**Brief**
Please set down every record exactly as it appears below.

**Data to examine**
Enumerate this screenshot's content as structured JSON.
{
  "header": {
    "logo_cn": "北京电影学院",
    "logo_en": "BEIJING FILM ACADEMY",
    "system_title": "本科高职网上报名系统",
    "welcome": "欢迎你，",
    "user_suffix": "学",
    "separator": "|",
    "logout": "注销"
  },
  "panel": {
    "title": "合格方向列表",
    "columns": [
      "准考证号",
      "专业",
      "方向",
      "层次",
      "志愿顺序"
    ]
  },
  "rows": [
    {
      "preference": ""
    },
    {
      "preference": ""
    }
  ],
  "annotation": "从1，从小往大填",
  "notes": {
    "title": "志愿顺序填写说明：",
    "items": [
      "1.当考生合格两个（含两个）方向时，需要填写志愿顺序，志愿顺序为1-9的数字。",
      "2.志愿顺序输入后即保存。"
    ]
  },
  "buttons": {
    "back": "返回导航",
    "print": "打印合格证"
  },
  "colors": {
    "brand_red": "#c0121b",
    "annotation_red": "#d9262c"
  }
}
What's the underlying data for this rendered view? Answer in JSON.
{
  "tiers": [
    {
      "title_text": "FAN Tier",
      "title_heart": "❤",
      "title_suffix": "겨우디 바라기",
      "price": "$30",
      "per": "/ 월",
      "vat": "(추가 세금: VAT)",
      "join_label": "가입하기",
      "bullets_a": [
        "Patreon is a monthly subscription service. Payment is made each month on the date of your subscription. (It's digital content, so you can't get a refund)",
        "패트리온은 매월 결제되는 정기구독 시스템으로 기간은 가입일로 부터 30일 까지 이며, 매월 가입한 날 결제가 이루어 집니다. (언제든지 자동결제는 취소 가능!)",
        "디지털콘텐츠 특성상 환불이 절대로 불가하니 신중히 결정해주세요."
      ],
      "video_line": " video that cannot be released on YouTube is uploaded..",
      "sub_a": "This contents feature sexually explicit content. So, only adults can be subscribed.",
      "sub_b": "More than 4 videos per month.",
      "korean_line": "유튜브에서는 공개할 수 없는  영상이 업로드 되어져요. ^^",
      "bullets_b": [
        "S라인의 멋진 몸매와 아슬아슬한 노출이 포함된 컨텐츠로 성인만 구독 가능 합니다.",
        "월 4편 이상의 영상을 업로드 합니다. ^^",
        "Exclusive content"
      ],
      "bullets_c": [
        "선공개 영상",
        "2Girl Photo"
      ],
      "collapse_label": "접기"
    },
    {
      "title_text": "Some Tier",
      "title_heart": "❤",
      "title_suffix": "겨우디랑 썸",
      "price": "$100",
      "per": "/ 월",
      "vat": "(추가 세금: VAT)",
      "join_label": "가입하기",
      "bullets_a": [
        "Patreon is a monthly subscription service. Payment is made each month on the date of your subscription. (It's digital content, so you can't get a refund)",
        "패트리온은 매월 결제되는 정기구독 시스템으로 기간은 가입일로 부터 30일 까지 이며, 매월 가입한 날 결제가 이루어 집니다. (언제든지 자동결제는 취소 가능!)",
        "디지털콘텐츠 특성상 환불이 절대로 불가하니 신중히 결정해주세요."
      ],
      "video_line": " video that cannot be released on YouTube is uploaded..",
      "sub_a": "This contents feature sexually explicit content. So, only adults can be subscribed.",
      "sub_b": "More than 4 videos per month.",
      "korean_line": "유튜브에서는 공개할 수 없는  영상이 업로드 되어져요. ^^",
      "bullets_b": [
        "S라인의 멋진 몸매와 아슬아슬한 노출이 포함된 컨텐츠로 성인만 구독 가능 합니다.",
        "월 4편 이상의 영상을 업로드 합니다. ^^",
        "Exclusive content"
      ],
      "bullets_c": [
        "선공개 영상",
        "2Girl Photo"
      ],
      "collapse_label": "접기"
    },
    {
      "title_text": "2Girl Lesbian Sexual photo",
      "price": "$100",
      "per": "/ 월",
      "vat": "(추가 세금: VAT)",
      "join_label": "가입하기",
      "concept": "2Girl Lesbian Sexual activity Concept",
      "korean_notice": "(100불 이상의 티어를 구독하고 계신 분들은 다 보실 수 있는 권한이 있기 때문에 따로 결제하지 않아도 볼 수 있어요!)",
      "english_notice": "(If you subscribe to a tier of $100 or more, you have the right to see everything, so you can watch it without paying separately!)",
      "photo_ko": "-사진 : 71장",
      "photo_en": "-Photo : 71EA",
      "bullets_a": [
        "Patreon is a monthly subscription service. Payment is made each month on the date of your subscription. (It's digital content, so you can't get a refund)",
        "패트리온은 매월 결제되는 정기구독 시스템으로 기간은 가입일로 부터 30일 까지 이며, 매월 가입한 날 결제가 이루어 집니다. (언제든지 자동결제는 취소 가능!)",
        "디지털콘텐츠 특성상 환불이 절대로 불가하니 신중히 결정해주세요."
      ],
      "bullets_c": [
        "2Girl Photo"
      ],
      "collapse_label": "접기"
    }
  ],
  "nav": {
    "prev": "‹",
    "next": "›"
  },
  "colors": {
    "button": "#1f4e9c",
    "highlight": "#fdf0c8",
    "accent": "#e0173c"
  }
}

**Exercise response**
Enumerate this screenshot's content as structured JSON.
{
  "header": {
    "logo_cn": "北京电影学院",
    "logo_en": "BEIJING FILM ACADEMY",
    "system_title": "本科高职网上报名系统",
    "welcome": "欢迎你，",
    "user_suffix": "学",
    "separator": "|",
    "logout": "注销"
  },
  "panel": {
    "title": "合格方向列表",
    "columns": [
      "准考证号",
      "专业",
      "方向",
      "层次",
      "志愿顺序"
    ]
  },
  "rows": [
    {
      "preference": ""
    },
    {
      "preference": ""
    }
  ],
  "annotation": "从1，从小往大填",
  "notes": {
    "title": "志愿顺序填写说明：",
    "items": [
      "1.当考生合格两个（含两个）方向时，需要填写志愿顺序，志愿顺序为1-9的数字。",
      "2.志愿顺序输入后即保存。"
    ]
  },
  "buttons": {
    "back": "返回导航",
    "print": "打印合格证"
  },
  "colors": {
    "brand_red": "#c0121b",
    "annotation_red": "#d9262c"
  }
}
What's the underlying data for this rendered view? Answer in JSON.
{
  "tiers": [
    {
      "title_text": "FAN Tier",
      "title_heart": "❤",
      "title_suffix": "겨우디 바라기",
      "price": "$30",
      "per": "/ 월",
      "vat": "(추가 세금: VAT)",
      "join_label": "가입하기",
      "bullets_a": [
        "Patreon is a monthly subscription service. Payment is made each month on the date of your subscription. (It's digital content, so you can't get a refund)",
        "패트리온은 매월 결제되는 정기구독 시스템으로 기간은 가입일로 부터 30일 까지 이며, 매월 가입한 날 결제가 이루어 집니다. (언제든지 자동결제는 취소 가능!)",
        "디지털콘텐츠 특성상 환불이 절대로 불가하니 신중히 결정해주세요."
      ],
      "video_line": " video that cannot be released on YouTube is uploaded..",
      "sub_a": "This contents feature sexually explicit content. So, only adults can be subscribed.",
      "sub_b": "More than 4 videos per month.",
      "korean_line": "유튜브에서는 공개할 수 없는  영상이 업로드 되어져요. ^^",
      "bullets_b": [
        "S라인의 멋진 몸매와 아슬아슬한 노출이 포함된 컨텐츠로 성인만 구독 가능 합니다.",
        "월 4편 이상의 영상을 업로드 합니다. ^^",
        "Exclusive content"
      ],
      "bullets_c": [
        "선공개 영상",
        "2Girl Photo"
      ],
      "collapse_label": "접기"
    },
    {
      "title_text": "Some Tier",
      "title_heart": "❤",
      "title_suffix": "겨우디랑 썸",
      "price": "$100",
      "per": "/ 월",
      "vat": "(추가 세금: VAT)",
      "join_label": "가입하기",
      "bullets_a": [
        "Patreon is a monthly subscription service. Payment is made each month on the date of your subscription. (It's digital content, so you can't get a refund)",
        "패트리온은 매월 결제되는 정기구독 시스템으로 기간은 가입일로 부터 30일 까지 이며, 매월 가입한 날 결제가 이루어 집니다. (언제든지 자동결제는 취소 가능!)",
        "디지털콘텐츠 특성상 환불이 절대로 불가하니 신중히 결정해주세요."
      ],
      "video_line": " video that cannot be released on YouTube is uploaded..",
      "sub_a": "This contents feature sexually explicit content. So, only adults can be subscribed.",
      "sub_b": "More than 4 videos per month.",
      "korean_line": "유튜브에서는 공개할 수 없는  영상이 업로드 되어져요. ^^",
      "bullets_b": [
        "S라인의 멋진 몸매와 아슬아슬한 노출이 포함된 컨텐츠로 성인만 구독 가능 합니다.",
        "월 4편 이상의 영상을 업로드 합니다. ^^",
        "Exclusive content"
      ],
      "bullets_c": [
        "선공개 영상",
        "2Girl Photo"
      ],
      "collapse_label": "접기"
    },
    {
      "title_text": "2Girl Lesbian Sexual photo",
      "price": "$100",
      "per": "/ 월",
      "vat": "(추가 세금: VAT)",
      "join_label": "가입하기",
      "concept": "2Girl Lesbian Sexual activity Concept",
      "korean_notice": "(100불 이상의 티어를 구독하고 계신 분들은 다 보실 수 있는 권한이 있기 때문에 따로 결제하지 않아도 볼 수 있어요!)",
      "english_notice": "(If you subscribe to a tier of $100 or more, you have the right to see everything, so you can watch it without paying separately!)",
      "photo_ko": "-사진 : 71장",
      "photo_en": "-Photo : 71EA",
      "bullets_a": [
        "Patreon is a monthly subscription service. Payment is made each month on the date of your subscription. (It's digital content, so you can't get a refund)",
        "패트리온은 매월 결제되는 정기구독 시스템으로 기간은 가입일로 부터 30일 까지 이며, 매월 가입한 날 결제가 이루어 집니다. (언제든지 자동결제는 취소 가능!)",
        "디지털콘텐츠 특성상 환불이 절대로 불가하니 신중히 결정해주세요."
      ],
      "bullets_c": [
        "2Girl Photo"
      ],
      "collapse_label": "접기"
    }
  ],
  "nav": {
    "prev": "‹",
    "next": "›"
  },
  "colors": {
    "button": "#1f4e9c",
    "highlight": "#fdf0c8",
    "accent": "#e0173c"
  }
}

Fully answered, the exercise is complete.